When I saw this article, I thought "Is Gonzales trying to tell the wingnuts he would overturn Roe if they give him a SCOTUS seat?" Or is he just trying to keep the focus off Karl Rove, Traitor?

AG: High Court Not Bound by Roe V. Wade

WASHINGTON - The legal right to abortion is settled for lower courts, but the Supreme Court "is not obliged to follow" the Roe v. Wade precedent, Attorney General Alberto Gonzales said Tuesday as the Senate prepared to consider John Roberts' appointment that would put a new vote on the high court.

In an interview with The Associated Press, Gonzales said a justice does not have to follow a previous ruling "if you believe it's wrong," a comment suggesting Roberts would not be bound by his past statement that the 1973 decision settled the issue.


Documents Show Roberts Influence In Reagan Era

Roberts presented a defense of bills in Congress that would have stripped the Supreme Court of jurisdiction over abortion, busing and school prayer cases; he argued for a narrow interpretation of Title IX, the landmark law that bars sex discrimination in intercollegiate athletic programs; and he even counseled his boss on how to tell the Rev. Martin Luther King Jr.'s widow that the administration was cutting off federal funding for the Atlanta center that bears his name.

No wonder James Dobson likes him so much.

Monday, July 25, 2005

Will Judiciary Committee Democrats Make SCOTUS Nominee Answer the Question?

Roberts, Choice and Unity

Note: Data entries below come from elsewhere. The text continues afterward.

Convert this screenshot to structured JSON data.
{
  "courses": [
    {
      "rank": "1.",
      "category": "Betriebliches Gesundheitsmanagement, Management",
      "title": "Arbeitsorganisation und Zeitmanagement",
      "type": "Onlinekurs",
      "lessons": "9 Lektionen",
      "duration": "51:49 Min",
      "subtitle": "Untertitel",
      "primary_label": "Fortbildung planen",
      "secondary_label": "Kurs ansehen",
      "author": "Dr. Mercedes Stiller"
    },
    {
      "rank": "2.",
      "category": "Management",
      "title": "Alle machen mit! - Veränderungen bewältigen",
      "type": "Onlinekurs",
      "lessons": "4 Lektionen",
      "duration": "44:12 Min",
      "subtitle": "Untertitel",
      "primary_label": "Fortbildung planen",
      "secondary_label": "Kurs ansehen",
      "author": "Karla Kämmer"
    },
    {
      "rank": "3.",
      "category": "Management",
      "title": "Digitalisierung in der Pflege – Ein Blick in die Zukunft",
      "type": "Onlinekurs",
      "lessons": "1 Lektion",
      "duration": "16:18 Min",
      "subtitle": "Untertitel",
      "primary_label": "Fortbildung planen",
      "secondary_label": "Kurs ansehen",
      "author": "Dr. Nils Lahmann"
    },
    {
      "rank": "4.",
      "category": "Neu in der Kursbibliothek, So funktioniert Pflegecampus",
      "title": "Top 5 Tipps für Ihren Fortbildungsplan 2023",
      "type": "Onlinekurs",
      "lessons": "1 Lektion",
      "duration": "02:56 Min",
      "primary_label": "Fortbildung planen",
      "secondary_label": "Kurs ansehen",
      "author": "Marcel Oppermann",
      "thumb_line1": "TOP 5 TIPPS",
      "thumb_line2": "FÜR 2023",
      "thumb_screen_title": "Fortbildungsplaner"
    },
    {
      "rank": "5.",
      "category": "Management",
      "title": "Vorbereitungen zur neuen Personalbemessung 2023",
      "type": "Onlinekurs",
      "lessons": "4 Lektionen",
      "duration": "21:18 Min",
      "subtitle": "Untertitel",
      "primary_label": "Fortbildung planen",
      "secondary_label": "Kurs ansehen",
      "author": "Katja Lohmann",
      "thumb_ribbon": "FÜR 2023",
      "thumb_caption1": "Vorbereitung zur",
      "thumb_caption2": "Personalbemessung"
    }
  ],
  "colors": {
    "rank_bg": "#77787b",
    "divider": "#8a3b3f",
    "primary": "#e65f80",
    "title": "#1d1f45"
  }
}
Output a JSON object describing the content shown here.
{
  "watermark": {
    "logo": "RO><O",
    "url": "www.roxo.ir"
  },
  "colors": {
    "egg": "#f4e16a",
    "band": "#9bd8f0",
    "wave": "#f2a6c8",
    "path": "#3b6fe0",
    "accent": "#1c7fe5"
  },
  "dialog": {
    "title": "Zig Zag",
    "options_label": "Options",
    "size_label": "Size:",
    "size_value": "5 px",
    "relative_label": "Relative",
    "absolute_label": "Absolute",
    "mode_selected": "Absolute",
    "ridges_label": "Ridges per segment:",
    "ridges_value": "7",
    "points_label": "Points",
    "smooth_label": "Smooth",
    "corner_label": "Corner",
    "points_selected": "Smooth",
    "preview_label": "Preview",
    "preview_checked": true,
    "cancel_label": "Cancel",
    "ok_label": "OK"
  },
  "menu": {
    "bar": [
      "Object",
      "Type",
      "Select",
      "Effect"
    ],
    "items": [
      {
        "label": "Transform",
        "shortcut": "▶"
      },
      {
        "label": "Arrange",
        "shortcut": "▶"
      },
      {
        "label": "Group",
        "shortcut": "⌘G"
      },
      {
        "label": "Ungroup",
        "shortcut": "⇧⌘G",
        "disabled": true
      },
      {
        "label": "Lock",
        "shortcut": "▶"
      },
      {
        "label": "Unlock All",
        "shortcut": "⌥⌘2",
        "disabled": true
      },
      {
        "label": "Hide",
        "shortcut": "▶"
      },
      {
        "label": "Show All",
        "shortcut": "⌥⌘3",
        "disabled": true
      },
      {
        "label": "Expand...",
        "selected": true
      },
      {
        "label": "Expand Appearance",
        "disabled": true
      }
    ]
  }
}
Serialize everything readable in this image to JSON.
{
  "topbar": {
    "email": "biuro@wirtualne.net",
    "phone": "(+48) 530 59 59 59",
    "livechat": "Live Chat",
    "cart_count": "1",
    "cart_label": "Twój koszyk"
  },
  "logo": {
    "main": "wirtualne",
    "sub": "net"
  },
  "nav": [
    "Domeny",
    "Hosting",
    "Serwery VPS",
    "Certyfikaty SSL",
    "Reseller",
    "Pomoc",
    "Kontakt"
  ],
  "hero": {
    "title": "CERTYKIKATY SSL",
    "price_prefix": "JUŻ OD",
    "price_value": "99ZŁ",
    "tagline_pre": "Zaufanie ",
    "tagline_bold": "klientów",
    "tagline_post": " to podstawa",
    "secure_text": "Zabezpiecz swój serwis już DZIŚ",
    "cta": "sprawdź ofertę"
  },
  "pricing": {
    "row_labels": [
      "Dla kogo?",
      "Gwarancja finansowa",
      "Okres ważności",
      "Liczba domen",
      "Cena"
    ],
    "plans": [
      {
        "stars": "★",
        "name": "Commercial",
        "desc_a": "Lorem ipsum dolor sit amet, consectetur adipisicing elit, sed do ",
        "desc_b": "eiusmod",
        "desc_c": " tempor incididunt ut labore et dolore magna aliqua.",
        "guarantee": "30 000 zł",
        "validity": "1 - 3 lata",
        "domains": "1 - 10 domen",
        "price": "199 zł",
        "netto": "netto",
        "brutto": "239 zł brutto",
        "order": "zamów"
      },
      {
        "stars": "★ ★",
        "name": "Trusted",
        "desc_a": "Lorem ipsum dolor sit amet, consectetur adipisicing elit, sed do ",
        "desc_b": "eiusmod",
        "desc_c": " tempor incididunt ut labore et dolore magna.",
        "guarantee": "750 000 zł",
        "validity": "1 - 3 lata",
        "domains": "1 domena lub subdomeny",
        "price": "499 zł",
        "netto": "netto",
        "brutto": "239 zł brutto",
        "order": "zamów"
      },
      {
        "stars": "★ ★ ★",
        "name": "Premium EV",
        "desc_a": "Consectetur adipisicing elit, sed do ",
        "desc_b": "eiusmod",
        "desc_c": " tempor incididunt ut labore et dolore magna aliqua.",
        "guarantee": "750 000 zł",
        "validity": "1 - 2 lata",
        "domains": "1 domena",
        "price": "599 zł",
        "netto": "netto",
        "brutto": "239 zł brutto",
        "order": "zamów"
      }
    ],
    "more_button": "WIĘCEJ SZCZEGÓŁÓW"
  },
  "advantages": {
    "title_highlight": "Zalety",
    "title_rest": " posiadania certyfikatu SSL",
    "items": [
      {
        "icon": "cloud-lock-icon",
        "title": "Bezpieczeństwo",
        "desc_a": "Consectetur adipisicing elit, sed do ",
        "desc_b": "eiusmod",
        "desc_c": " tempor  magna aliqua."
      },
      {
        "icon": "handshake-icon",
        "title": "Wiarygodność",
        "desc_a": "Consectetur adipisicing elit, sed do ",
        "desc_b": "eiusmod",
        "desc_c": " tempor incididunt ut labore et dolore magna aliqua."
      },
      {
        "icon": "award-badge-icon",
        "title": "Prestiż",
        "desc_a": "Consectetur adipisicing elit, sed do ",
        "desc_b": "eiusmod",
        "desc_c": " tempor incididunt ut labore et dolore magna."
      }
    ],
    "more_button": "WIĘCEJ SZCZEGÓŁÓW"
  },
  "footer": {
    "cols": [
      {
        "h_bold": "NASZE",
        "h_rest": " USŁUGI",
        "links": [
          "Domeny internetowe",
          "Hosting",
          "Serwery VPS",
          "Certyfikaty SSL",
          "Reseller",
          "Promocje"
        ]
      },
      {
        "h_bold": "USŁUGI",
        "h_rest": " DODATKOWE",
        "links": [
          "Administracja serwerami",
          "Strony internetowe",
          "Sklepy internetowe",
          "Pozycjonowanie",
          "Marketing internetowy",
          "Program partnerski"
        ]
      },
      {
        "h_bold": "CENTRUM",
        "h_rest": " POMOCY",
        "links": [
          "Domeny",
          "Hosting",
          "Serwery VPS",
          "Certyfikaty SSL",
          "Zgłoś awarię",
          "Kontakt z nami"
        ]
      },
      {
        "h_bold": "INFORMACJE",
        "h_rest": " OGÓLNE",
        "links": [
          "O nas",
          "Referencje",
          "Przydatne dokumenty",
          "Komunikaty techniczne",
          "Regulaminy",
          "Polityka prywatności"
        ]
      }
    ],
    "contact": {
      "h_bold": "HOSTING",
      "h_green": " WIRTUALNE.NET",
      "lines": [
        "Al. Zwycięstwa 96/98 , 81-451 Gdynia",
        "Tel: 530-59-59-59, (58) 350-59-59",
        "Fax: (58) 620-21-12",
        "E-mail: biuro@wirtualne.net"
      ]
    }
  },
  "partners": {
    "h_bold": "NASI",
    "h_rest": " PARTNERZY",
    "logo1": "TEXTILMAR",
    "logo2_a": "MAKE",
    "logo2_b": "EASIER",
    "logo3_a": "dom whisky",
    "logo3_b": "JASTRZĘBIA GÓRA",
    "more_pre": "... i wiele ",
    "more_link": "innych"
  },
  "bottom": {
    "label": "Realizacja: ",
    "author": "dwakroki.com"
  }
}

A great post on dailykos.

Among the many questions that we have for any nominee that George Bush might put before us, there is one question, given the balance of the Supreme Court, and this President's stated positions on abortion, that is central:

Do you support the substantive consequence of Roe, upheld in Casey, guaranteeing that abortion be safe and legal in all fifty states?

Justice Ginsburg, in her nomination hearings was unequivocal on this:

[The right to an abortion] is something central to a woman's life, to her dignity. It's a decision that she must make for herself. And when government controls that decision for her, she's being treated as less than a fully adult human responsible for her own choices.

We should expect no less an affirmation from any nominee. Our question is not about Judge Roberts's technical views on Roe, or on Casey. Our question is not asking him to state how he might rule in any future case. In this, we need to be clear. We intend to ask Judge Roberts to state before the nation his support for the pragmatic consequence of Roe.